>>>

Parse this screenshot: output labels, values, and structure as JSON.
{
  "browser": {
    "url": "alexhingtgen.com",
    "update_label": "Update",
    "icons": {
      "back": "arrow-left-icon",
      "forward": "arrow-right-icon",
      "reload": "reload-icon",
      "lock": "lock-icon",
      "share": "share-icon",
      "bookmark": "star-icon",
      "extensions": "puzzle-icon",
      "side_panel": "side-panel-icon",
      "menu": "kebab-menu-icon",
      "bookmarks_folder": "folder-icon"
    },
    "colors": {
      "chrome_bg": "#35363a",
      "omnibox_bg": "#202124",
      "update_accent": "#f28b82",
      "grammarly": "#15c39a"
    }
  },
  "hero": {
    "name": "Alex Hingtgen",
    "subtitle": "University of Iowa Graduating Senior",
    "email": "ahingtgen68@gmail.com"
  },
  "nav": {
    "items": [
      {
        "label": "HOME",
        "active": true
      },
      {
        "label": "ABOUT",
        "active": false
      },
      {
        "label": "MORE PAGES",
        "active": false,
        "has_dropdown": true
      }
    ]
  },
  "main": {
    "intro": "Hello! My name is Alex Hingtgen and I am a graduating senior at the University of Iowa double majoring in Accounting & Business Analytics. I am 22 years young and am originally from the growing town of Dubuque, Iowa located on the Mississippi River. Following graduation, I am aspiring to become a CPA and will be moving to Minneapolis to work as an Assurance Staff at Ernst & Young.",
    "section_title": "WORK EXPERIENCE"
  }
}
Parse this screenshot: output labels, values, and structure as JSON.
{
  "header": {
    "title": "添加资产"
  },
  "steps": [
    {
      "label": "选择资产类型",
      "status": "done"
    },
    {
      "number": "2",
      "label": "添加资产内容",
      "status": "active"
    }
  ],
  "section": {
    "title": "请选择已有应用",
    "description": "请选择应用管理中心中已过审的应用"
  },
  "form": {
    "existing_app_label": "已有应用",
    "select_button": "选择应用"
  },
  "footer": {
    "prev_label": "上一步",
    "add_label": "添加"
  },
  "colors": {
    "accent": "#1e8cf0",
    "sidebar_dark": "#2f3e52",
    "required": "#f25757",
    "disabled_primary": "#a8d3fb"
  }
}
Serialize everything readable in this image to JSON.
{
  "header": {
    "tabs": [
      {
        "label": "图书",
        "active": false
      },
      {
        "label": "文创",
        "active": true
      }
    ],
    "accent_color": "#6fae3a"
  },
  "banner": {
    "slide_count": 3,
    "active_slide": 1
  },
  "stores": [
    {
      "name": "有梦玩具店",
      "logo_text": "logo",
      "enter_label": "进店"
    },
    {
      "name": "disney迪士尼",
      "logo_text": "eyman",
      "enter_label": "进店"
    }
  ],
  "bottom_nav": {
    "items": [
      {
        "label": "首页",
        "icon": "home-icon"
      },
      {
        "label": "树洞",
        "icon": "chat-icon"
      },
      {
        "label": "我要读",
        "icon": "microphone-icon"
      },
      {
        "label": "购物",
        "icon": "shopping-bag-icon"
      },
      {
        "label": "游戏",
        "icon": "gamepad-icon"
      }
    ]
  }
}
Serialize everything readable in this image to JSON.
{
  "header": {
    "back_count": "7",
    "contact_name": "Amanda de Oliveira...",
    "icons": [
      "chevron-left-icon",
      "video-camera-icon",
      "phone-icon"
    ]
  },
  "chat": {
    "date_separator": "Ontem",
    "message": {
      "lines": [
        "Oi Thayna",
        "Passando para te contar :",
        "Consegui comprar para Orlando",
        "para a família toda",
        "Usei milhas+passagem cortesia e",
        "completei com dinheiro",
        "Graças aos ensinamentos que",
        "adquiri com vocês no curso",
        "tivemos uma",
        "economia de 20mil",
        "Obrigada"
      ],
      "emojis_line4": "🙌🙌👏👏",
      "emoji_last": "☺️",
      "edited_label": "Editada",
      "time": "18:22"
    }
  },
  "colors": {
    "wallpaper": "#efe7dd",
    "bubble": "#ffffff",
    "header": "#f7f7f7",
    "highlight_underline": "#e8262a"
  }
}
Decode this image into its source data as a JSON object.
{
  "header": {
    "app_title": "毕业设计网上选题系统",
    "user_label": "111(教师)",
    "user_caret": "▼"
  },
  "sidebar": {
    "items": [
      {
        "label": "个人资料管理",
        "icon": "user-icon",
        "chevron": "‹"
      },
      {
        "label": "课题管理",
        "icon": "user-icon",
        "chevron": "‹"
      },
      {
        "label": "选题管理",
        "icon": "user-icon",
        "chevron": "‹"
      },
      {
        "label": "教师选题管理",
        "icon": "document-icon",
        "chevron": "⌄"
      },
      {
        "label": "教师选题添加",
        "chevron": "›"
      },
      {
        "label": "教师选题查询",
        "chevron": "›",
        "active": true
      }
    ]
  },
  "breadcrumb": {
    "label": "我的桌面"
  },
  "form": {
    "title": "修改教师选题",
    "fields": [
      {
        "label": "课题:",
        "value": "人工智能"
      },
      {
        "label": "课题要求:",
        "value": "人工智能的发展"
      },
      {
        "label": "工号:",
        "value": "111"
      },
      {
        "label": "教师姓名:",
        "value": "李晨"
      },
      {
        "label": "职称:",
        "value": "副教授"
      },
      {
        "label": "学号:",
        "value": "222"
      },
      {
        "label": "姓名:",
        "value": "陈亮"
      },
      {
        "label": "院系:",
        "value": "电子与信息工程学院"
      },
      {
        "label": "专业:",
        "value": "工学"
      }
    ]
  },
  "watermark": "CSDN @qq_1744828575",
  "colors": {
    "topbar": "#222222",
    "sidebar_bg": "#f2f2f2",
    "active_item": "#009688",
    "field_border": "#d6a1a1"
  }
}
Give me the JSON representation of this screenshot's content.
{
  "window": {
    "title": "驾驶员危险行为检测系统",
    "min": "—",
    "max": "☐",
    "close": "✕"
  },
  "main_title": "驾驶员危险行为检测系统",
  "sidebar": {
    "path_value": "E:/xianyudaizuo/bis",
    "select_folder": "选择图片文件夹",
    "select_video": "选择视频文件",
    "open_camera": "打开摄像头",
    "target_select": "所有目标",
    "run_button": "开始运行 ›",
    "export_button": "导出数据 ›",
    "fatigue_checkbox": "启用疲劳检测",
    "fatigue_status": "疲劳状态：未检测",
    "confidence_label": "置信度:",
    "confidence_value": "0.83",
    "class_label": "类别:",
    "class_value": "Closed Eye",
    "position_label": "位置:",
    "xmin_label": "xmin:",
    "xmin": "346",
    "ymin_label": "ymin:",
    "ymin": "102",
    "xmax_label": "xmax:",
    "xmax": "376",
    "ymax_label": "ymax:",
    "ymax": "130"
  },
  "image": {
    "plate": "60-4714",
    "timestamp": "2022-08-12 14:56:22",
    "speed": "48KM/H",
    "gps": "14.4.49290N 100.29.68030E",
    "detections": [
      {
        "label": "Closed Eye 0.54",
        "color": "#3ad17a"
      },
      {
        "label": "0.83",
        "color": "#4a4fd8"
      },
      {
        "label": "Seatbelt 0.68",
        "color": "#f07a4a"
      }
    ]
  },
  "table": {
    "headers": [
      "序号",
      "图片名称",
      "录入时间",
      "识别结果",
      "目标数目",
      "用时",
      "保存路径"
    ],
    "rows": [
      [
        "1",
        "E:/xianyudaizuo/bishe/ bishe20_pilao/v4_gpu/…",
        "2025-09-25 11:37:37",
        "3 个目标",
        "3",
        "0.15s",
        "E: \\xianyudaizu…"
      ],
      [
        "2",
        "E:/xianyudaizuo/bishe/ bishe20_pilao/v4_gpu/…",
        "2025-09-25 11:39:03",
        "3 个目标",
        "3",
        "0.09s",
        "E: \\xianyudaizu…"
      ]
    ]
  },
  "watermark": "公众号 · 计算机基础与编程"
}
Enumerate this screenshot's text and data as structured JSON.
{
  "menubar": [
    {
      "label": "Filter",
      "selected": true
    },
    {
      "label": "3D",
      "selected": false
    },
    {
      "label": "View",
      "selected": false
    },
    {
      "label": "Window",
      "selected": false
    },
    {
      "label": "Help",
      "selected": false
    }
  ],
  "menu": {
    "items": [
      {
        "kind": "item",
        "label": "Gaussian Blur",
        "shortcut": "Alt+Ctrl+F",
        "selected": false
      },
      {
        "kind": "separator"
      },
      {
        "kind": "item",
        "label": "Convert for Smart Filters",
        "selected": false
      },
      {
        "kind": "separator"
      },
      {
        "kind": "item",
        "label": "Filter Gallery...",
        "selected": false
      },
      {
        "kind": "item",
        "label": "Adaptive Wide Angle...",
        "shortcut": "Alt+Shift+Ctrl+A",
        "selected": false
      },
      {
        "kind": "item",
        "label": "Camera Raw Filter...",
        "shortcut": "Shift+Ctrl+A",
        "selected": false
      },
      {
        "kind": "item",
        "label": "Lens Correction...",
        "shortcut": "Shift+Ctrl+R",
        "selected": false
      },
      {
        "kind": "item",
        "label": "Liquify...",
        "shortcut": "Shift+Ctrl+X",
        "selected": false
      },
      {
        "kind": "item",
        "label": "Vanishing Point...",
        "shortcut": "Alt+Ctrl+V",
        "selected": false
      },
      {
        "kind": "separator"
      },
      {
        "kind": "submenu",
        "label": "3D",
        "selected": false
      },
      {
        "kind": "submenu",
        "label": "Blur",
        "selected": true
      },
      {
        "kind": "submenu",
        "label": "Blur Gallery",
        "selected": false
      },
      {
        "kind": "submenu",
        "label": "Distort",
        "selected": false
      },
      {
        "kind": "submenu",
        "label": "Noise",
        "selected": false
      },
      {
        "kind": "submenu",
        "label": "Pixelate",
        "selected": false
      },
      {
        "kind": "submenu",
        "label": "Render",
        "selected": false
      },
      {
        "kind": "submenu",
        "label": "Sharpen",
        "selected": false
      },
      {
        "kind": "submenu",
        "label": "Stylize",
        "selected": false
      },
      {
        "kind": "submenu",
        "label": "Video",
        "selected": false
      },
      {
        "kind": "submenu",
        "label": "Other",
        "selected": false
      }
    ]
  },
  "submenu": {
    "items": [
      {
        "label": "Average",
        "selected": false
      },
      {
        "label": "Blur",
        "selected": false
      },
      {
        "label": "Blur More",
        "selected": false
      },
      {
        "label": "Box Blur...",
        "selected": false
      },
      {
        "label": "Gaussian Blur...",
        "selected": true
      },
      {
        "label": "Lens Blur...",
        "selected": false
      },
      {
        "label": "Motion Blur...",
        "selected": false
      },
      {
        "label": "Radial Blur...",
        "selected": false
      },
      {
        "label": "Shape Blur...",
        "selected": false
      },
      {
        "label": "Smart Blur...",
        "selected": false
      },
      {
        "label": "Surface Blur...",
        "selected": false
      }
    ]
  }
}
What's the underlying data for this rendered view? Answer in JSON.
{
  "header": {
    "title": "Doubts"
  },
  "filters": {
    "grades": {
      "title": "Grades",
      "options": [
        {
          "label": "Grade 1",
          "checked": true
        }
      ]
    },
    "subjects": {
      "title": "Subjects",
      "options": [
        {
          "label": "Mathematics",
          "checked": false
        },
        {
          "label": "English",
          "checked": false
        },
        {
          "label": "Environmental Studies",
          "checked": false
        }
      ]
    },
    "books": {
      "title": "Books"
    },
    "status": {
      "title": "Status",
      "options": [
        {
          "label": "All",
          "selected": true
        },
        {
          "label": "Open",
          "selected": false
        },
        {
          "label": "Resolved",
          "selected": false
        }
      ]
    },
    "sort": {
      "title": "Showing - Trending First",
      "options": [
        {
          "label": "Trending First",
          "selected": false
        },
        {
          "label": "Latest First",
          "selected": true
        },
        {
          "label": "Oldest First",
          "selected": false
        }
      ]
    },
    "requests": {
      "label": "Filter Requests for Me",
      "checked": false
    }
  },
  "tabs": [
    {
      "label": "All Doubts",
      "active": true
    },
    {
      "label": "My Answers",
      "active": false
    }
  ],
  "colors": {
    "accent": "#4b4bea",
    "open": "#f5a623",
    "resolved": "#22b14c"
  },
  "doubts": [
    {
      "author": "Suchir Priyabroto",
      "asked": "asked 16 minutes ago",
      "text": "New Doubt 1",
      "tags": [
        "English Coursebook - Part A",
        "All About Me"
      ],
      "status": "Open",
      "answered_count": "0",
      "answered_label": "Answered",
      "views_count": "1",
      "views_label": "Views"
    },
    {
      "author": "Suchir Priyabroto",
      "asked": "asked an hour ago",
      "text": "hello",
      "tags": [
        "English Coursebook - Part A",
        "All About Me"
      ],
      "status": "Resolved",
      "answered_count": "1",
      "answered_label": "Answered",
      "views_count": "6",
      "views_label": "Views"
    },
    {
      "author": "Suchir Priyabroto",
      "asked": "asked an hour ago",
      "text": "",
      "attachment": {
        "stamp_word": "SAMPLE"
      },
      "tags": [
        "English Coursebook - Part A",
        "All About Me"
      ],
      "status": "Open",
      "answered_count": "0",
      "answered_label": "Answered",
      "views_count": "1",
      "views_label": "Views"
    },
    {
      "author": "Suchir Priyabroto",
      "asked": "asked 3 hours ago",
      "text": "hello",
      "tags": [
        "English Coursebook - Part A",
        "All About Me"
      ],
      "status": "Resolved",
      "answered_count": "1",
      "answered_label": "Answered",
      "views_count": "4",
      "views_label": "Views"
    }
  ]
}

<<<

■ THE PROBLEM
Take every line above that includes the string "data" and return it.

■ ANSWER SPACE
Decode this image into its source data as a JSON object.
Enumerate this screenshot's text and data as structured JSON.
What's the underlying data for this rendered view? Answer in JSON.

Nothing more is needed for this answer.